Meet Crystal: Shes a townie, and shes cheating with Marys boyfriend.
Meet Sylvia: Shes nasty, and shes got something up her Prada-designed sleeve.
Meet Amber: Shes a flake, shes the barista at the hottest coffee shop in Aspen, and she serves up gossip even hotter than grande skim lattes.
Meet Peggy: Shes Marys best friend, and she has no idea how to cope with all these girls.
A modern retelling of the classic play The Women (which featured not one male in the cast), The Girls is a quick-witted, stylish comedy about friendship, love, and most important, gossip! An elite Aspen prep school sets the stage for jealousy and intrigue as the lives of many girls tangle into a wickedly fun mess (in which no boys ever appear).
F&P level: Z+
Eva and Gabe explore the golden forest of their seaside Maine town, unknowingly tracing the footsteps of two teens, Evangeline and Gabriel, who once lived in the idyllic wooded village of Acadia more than one hundred years ago. On the day that Evangeline and Gabriel were to be wed, their village was attacked and the two were separated. And now, in the present, Gabe has mysteriously disappeared from Eva.
A dreamlike, loose retelling of Henry Wadsworth Longfellow's famous love poem "Evangeline," Anxious Hearts tells an epic tale of unrequited love and the hope that true love can be found.

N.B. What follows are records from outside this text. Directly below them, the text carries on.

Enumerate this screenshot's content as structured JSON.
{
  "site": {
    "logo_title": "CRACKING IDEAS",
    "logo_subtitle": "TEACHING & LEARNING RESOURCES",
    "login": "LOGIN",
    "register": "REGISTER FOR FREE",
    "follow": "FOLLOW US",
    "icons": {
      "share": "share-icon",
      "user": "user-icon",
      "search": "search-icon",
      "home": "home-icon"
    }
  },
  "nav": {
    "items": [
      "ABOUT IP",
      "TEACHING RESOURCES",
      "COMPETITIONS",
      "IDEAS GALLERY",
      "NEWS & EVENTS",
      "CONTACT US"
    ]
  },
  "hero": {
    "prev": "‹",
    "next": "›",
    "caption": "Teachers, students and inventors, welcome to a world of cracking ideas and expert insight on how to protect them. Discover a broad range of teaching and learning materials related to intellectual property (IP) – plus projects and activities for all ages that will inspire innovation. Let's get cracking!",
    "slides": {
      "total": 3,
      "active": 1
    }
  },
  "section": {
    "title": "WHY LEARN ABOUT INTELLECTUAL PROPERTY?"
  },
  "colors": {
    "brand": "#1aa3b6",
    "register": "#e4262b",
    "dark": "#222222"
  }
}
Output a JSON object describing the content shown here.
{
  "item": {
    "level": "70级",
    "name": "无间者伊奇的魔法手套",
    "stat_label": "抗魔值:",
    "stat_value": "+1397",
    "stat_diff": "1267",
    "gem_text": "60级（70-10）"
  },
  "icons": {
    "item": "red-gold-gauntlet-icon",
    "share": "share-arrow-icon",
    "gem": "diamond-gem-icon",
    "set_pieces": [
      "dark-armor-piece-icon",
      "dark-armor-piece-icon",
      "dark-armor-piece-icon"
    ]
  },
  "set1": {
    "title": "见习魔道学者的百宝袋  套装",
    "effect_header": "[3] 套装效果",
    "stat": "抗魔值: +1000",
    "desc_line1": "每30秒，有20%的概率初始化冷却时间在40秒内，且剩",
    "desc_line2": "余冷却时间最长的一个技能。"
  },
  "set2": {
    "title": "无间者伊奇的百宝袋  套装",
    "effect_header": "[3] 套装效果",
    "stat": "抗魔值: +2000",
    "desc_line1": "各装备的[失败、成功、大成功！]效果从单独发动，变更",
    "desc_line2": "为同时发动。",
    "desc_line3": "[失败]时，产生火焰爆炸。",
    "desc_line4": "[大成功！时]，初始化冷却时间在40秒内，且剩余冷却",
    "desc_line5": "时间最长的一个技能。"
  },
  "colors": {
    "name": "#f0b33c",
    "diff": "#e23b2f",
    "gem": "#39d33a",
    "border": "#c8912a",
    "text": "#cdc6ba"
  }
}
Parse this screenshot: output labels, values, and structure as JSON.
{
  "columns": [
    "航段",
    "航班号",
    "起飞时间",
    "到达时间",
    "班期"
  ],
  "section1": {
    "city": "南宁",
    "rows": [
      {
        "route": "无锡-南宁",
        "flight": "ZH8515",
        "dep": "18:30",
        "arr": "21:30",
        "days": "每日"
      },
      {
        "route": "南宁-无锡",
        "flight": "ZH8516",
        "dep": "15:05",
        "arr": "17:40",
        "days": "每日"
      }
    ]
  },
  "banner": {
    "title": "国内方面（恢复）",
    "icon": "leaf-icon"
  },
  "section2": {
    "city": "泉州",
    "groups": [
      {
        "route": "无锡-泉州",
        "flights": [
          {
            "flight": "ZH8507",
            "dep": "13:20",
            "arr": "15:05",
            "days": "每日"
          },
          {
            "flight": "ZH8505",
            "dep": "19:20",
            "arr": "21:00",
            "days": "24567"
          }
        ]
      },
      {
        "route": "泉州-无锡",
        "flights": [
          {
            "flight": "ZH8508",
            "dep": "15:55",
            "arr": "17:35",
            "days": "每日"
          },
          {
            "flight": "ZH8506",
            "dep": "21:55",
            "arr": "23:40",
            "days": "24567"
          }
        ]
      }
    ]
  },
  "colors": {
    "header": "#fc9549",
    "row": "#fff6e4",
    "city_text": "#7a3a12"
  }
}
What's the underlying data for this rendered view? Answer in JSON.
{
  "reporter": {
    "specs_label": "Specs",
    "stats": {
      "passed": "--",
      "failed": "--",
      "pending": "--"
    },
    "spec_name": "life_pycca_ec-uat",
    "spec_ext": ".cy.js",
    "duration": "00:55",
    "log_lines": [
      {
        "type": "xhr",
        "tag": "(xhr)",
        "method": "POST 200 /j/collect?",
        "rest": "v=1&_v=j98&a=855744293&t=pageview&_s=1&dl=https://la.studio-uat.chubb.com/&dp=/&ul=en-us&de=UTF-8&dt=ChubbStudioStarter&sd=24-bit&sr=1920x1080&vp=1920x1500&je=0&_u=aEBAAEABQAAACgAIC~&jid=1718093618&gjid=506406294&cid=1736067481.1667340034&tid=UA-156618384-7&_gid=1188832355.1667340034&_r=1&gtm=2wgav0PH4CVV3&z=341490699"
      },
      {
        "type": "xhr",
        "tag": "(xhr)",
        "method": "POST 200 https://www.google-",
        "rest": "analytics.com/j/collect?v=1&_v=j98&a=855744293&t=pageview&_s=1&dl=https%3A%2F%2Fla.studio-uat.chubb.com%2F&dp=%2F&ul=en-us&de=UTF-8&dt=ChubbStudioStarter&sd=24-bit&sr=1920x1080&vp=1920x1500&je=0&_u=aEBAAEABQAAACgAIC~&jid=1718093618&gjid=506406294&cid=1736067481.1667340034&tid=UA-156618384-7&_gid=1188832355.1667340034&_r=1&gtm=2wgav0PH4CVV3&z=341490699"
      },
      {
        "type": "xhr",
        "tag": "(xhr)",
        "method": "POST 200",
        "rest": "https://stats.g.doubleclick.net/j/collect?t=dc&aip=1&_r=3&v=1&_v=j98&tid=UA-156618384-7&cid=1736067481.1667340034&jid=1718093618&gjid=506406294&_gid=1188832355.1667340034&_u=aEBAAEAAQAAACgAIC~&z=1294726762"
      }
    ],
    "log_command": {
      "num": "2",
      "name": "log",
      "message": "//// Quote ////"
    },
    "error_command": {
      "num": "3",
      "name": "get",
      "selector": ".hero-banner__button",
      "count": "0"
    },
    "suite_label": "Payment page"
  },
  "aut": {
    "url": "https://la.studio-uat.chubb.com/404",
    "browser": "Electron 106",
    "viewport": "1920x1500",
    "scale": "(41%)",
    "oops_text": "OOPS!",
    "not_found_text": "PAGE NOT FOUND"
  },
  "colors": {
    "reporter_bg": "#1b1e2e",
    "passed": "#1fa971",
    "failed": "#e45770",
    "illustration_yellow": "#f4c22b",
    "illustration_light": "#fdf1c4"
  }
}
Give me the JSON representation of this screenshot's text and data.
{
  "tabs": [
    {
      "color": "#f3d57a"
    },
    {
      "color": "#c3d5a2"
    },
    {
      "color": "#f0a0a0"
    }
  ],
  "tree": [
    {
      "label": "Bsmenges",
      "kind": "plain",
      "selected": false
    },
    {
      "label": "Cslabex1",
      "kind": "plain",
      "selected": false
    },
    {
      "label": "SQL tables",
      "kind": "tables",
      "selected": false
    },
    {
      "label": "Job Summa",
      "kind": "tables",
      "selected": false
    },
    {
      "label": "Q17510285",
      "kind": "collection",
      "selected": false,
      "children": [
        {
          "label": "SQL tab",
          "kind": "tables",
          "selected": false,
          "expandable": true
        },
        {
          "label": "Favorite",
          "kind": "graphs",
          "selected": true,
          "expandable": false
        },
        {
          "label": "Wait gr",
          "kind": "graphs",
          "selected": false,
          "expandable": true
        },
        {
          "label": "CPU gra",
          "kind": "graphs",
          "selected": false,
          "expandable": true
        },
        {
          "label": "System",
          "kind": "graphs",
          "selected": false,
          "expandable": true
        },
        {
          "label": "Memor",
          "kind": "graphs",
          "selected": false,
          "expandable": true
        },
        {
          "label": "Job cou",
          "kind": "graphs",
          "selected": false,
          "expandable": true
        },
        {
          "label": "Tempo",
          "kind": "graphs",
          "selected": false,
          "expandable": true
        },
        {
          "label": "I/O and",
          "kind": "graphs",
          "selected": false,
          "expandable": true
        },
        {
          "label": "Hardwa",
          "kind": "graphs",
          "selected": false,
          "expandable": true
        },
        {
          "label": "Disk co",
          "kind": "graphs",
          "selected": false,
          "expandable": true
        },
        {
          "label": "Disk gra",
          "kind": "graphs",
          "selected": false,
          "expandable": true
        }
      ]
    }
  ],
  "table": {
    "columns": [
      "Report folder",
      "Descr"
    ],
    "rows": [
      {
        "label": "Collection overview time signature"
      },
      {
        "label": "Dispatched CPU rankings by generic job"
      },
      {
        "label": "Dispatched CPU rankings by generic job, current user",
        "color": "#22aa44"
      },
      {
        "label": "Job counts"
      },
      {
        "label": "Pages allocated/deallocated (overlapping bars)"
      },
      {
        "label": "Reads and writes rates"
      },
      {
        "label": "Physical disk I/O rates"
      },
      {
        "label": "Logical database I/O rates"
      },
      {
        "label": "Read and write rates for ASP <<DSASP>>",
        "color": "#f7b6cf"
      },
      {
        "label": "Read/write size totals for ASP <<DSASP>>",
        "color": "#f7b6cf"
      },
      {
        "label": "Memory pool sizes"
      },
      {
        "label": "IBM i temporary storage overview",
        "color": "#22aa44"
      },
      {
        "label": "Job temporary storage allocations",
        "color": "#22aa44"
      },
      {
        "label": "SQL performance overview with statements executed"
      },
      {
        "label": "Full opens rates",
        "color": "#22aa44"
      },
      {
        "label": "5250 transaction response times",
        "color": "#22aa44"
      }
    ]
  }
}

"The blustery landscapes and their intimate connection to the characters' plight are reminiscent . . . of certain scenes spent in seaside forests by a similarly thwarted vampire/human teen couple. It is [the] power to evoke both admired historical fiction and hot teen literature that will prove this novel's success." --School Library Journal
"Shaw's creative telling of these dual sagas will keep the reader turning pages to discover how and when the lives of these characters will converge." --ALAN Review
, the classic tale of love and revenge, is shrewdly retold for teens in Troy High.
Narrated by Cassie, a shy outsider who fears that an epic high school rivalry is about to go up in flames, the story follows the Trojans and Spartans as they declare war on the football field. After the beautiful Elena—who used to be the captain of the Spartan cheerleaders—transfers to Troy High and falls madly in love with Cassies brother Perry, the Spartans vow that the annual homecoming game will never be forgotten.
The Trojans and Spartans pull wicked pranks on each other as homecoming approaches. And the Spartans wildcard football star, Ackley, promises to take down the Trojans offensive line. But the stakes are raised when Cassie is forced to choose between the boy she loves (a Spartan) and loyalty to her family and school. Troy High will seduce readers with its incendiary cast of mythic proportions.
F&P level: X
F&P genre: RF
About the Author
Shana Norris is the author of Something to Blog About, a BookSense summer 2008 pick, which Childrens Literature called “an uplifting and quick read” and about which Publishers Weekly said, “Norriss prose is breezy and playful.” She lives in Kinston, North Carolina, with her husband, dog, and three cats. Visit her online at www.shananorris.com.